(Provided data)
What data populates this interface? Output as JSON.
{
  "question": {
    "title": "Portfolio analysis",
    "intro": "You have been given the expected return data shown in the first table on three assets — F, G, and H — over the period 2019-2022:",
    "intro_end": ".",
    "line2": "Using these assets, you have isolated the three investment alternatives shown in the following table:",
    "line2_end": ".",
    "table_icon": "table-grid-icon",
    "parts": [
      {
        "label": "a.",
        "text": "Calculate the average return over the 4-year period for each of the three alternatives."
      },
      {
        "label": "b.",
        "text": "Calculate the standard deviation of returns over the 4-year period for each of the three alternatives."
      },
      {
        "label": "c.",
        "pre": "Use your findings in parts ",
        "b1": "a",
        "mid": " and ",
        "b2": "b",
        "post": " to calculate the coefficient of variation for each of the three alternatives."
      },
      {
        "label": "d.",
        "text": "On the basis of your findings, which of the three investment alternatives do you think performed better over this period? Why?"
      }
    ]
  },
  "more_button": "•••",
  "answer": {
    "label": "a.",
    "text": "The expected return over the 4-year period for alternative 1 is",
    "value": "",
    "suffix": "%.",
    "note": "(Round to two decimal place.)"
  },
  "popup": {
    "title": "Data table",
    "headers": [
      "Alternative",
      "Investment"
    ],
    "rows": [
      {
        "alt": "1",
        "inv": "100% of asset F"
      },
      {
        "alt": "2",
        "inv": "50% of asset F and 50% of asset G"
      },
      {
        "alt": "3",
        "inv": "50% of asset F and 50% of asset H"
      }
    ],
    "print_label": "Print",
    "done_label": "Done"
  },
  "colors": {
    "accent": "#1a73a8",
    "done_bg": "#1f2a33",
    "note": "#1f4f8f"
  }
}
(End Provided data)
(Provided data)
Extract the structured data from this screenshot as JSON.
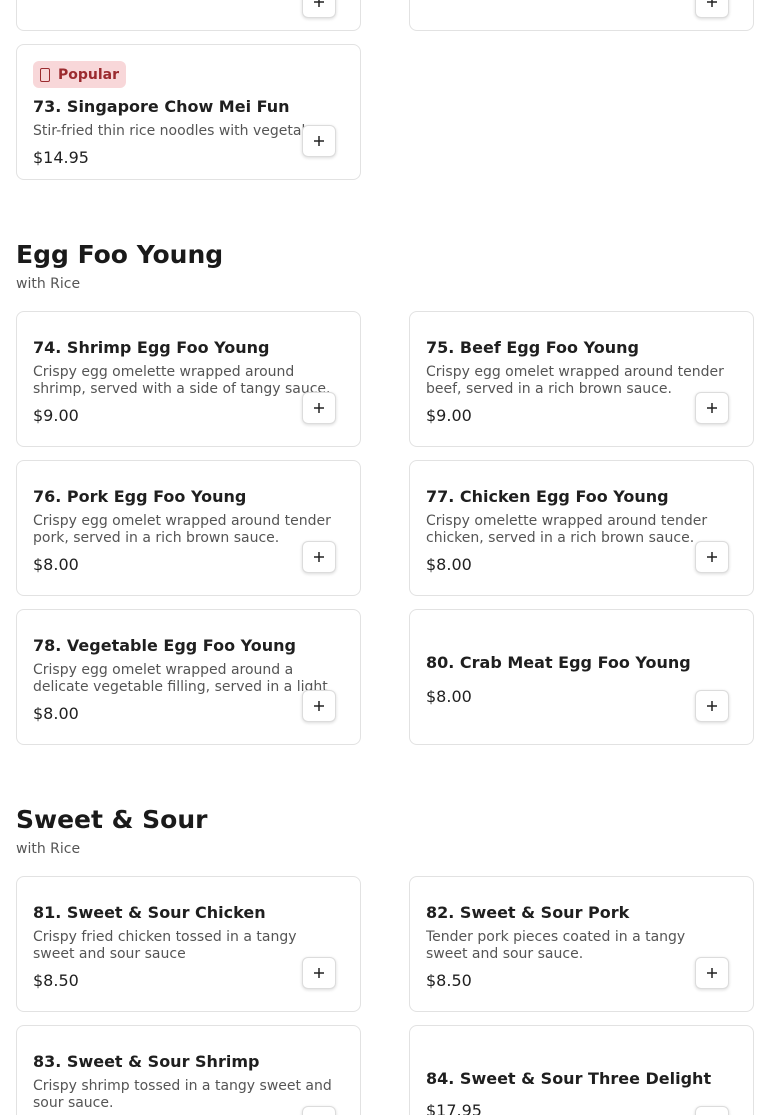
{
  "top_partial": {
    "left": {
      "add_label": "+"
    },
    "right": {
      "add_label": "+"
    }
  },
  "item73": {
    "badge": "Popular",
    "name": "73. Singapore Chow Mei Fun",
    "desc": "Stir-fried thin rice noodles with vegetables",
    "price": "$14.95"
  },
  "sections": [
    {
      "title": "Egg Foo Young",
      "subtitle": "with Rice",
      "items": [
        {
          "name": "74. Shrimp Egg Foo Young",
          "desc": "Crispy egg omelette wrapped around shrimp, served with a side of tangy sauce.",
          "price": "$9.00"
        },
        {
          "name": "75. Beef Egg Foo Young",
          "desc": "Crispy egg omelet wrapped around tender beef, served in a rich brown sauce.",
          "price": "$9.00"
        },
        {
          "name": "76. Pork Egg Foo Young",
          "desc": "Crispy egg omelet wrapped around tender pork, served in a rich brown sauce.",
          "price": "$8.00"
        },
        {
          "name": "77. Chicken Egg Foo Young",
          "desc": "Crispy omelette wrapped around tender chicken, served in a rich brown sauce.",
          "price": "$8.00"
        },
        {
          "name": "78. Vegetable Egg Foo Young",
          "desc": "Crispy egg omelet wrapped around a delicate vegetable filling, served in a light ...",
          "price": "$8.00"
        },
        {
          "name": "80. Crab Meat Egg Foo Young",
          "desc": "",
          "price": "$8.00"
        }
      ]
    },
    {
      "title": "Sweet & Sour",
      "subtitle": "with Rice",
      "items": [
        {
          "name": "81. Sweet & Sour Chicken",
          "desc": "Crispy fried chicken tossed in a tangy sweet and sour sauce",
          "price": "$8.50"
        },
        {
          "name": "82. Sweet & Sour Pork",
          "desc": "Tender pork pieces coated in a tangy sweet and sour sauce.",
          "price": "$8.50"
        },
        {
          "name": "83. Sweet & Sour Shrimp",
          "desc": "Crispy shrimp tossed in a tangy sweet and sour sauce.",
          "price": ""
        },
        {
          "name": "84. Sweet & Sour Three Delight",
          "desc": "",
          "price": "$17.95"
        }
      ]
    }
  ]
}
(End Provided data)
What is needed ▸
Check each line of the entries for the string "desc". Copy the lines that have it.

Task output ▸
    "desc": "Stir-fried thin rice noodles with vegetables",
          "desc": "Crispy egg omelette wrapped around shrimp, served with a side of tangy sauce.",
          "desc": "Crispy egg omelet wrapped around tender beef, served in a rich brown sauce.",
          "desc": "Crispy egg omelet wrapped around tender pork, served in a rich brown sauce.",
          "desc": "Crispy omelette wrapped around tender chicken, served in a rich brown sauce.",
          "desc": "Crispy egg omelet wrapped around a delicate vegetable filling, served in a light ...",
          "desc": "",
          "desc": "Crispy fried chicken tossed in a tangy sweet and sour sauce",
          "desc": "Tender pork pieces coated in a tangy sweet and sour sauce.",
          "desc": "Crispy shrimp tossed in a tangy sweet and sour sauce.",
          "desc": "",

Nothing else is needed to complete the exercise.